And GBS, thanks for the comment about damper vs. drier flies. I think I'm OK there; my dry is damp but not heavy.
Oh, one more question for you Umpqua regulars--
I regrettably got upset and yelled repeatedly at an angler my last trip. I mentally kicked myself all the way home, since I impacted my feeling about an otherwise great weekend by allowing myself to get upset.
Anyway, I was frustrated when I felt I was pool-jumped as dusk was coming on. I was below the chute entering the Bend pool, working my way downstream in plain site, and somebody waded right in at the tailout and started casting. This was probably 30 to 45 minutes before dark, and I had planned to work down to the tailout and fish it as the light dimmed, but got jumped.
Is the Bend Pool considered so large that that is acceptable behavior? I stayed where I was until the other angler left, but I made clear my displeasure. It's not worth it to get upset, regardless, but I would like to know if I was in the wrong, anyway.
09-19-2002, 12:45 AM
I once had a guide put two sports below me in the Bend pool and then wade upstream to put another right above me. The two guys below me obviously felt pretty uncomfortable with the situation because they just kept looking at me and not fishing. This seemed to annoy the guide and he yelled at them to start fishing. They were still reluctant to fish which really pissed the guide off. At that point I felt sorry for his sports, reeled in and waded out. As I passed one of the clients, he said he was really sorry. I thought how sad it is when the clients have more class than the guide.
To answer your question more directly. Everyone that I know treats the Bend pool as a single run - if you're first in line you have free reign all the way to the tailout. You were jumped.
10-01-2002, 09:56 PM
The Bed Pool is one pool and most people that have fished the N.Umpqua regularly consider it so. It's one of my favorite sections to fish with a partner or alone.
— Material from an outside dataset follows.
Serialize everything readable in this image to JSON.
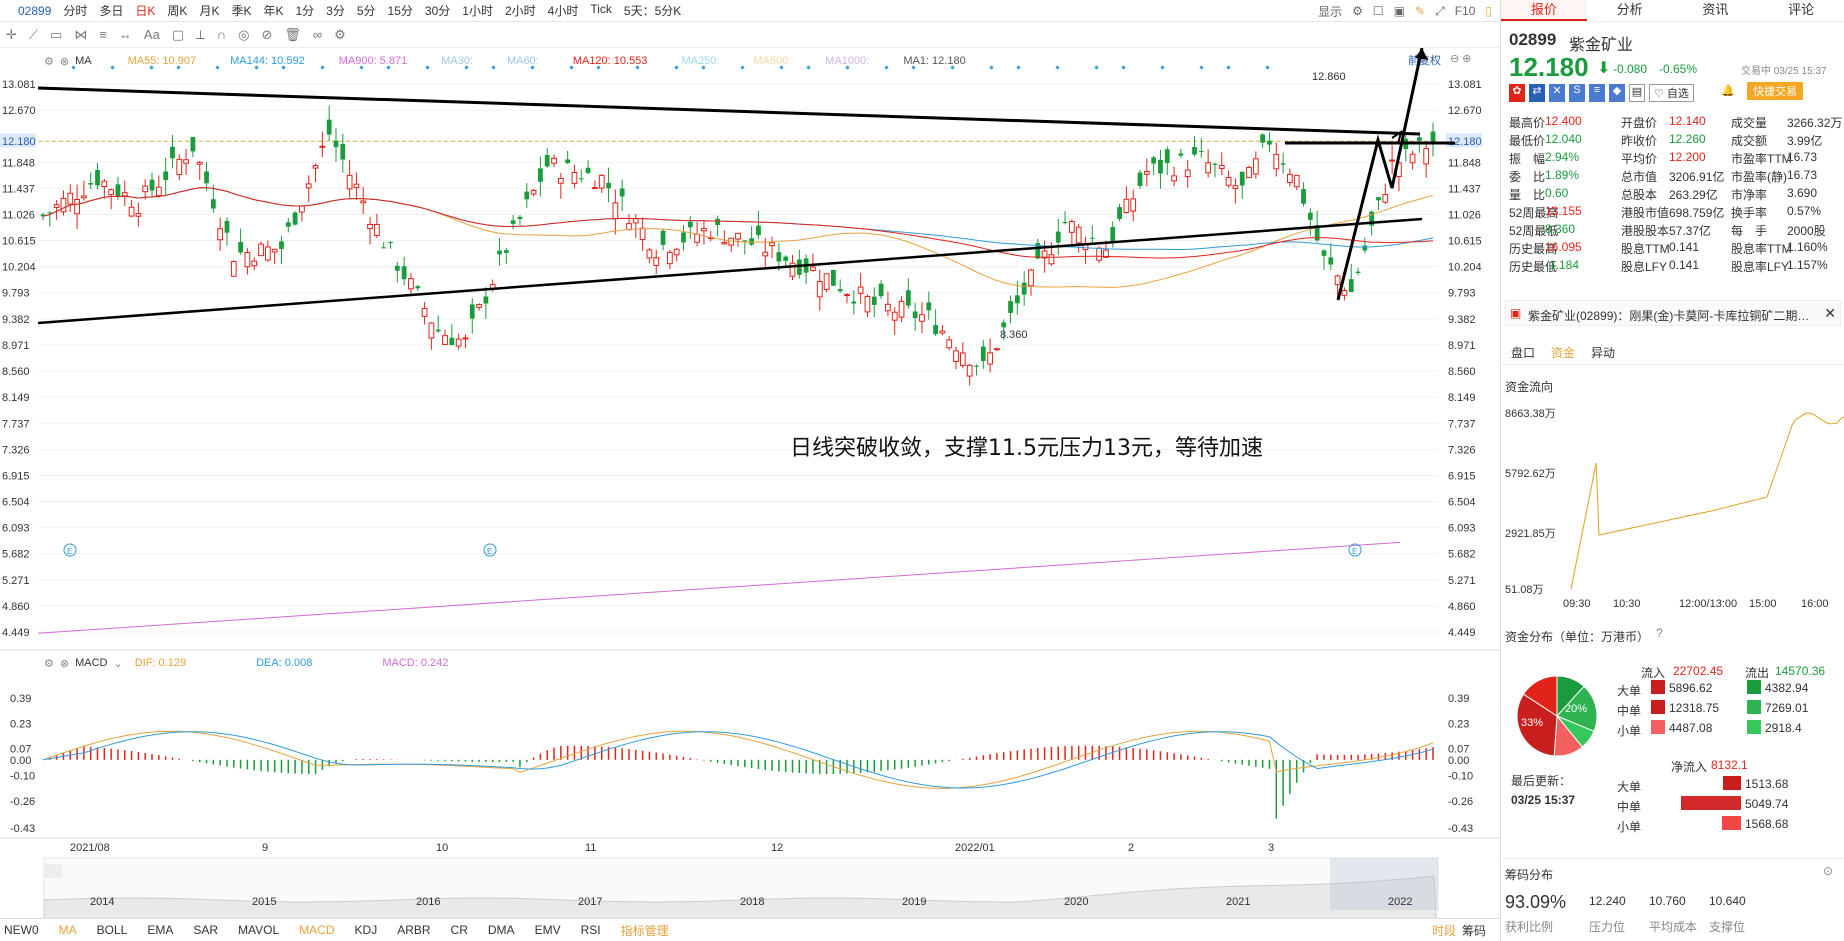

I've been dropped in on many times from both the road and trailside.
Just relax and remember that you are on the Umpqua.